For the buyer, we have prepared color printouts of all properties we are touring on 28-pound paper in a Moleskine leather folder. I’ll also have charts for each showing reflecting price per square foot with adjustments for finishes, single story, views, gated and other value-driven variables.
8. Take Calculated Risks
We just invested in an infographic and outreach with NowSourcing. The topic of the infographic had nothing to do with buyers or sellers and real estate. Sixty days later, our DA (domain authority) has increased by five points, which was a successful venture. Had we chosen an infographic on staging, home sales, etc. I know for a fact I would not have gotten a mention in Inc.
9. New Real Estate Agent Training - Have One Thing
I’ve received a lot of criticism over the past five years regarding how I get my business and the structure of it. In the past, opportunities were more limited to working with luxury home buyers — not sellers. This criticism led me to try new vendors in 2015 and 2016, though that turned out to be an abysmal waste of money.
I invested $30,000 in SmartZip analytics and direct mail, and $5,000 with BoldLeads in pursuit of seller prospects. After reading The ONE Thing: The Surprisingly Simple Truth Behind Extraordinary Results by Gary Keller and Jay Papasan, I centered in on my “One Thing.” It’s online lead acquisition and conversion of luxury home buyers.
Six years later, these buyers are turning into seller opportunities in 2018. I’m also applying this principle to my personal website. As of December 31, 2016 I ended all marketing contracts with all third-party sources to focus all investment and time on luxurysocalrealty.com
10. Things To Know About Real Estate Career - Admit Mistakes
One of our largest mistakes and wastes of money was mentioned above with SmartZip and BoldLeads.
Signing up for Realtor for six months in 2016 also resulted in no return. A $10,000 redesign and more than 1,000 hours creating new IDX Broker platinum widgets was an abysmal waste when 90 days later we switched website providers to Real Estate Webmasters.
It’s OK to take risks and try new things, but be ready to pull out when it isn’t working. Six months is usually a fair timeframe to give a new venture.
11. Real Estate Agent Tips 2018 - Set Reasonable Goals
I’ve always found value in creating reasonable goals that can actually be accomplished.

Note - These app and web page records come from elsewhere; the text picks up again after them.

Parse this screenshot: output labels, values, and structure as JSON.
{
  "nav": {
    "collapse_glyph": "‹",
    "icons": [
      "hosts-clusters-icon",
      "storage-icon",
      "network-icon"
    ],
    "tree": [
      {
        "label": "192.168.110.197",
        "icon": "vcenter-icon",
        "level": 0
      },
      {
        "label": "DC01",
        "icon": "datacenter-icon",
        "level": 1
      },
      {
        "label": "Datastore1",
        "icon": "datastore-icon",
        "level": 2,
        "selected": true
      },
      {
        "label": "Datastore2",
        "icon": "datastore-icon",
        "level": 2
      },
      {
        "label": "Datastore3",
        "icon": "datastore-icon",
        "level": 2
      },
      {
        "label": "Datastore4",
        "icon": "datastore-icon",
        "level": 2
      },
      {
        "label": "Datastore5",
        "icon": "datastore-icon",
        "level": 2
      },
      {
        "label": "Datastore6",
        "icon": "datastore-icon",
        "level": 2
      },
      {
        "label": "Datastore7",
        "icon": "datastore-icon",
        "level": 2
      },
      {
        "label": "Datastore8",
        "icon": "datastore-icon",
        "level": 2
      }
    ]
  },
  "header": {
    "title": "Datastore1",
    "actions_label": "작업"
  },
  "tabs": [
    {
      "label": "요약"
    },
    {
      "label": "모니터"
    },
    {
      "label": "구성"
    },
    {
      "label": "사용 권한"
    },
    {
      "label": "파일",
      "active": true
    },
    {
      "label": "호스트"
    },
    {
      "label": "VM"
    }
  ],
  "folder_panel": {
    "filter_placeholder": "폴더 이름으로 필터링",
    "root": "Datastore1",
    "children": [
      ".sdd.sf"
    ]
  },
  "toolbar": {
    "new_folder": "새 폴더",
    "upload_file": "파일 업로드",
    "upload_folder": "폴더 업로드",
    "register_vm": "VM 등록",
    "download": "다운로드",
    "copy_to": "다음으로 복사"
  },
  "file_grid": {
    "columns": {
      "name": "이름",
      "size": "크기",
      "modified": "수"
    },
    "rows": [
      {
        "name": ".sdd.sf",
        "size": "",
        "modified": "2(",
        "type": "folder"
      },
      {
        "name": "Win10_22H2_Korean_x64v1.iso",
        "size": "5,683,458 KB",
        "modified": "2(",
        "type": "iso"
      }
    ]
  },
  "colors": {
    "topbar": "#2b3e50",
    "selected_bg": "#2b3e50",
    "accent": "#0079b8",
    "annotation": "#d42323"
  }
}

If you shoot too high in your pursuit, you could fall short every time, and there’s no sense of accomplishment. I’ve also always believed that you never know everything no matter how long you’ve been in the business. Challenge yourself to learn new things along the way like development, multifamily and land. Getting comfortable and coasting will hold you back from great achievement.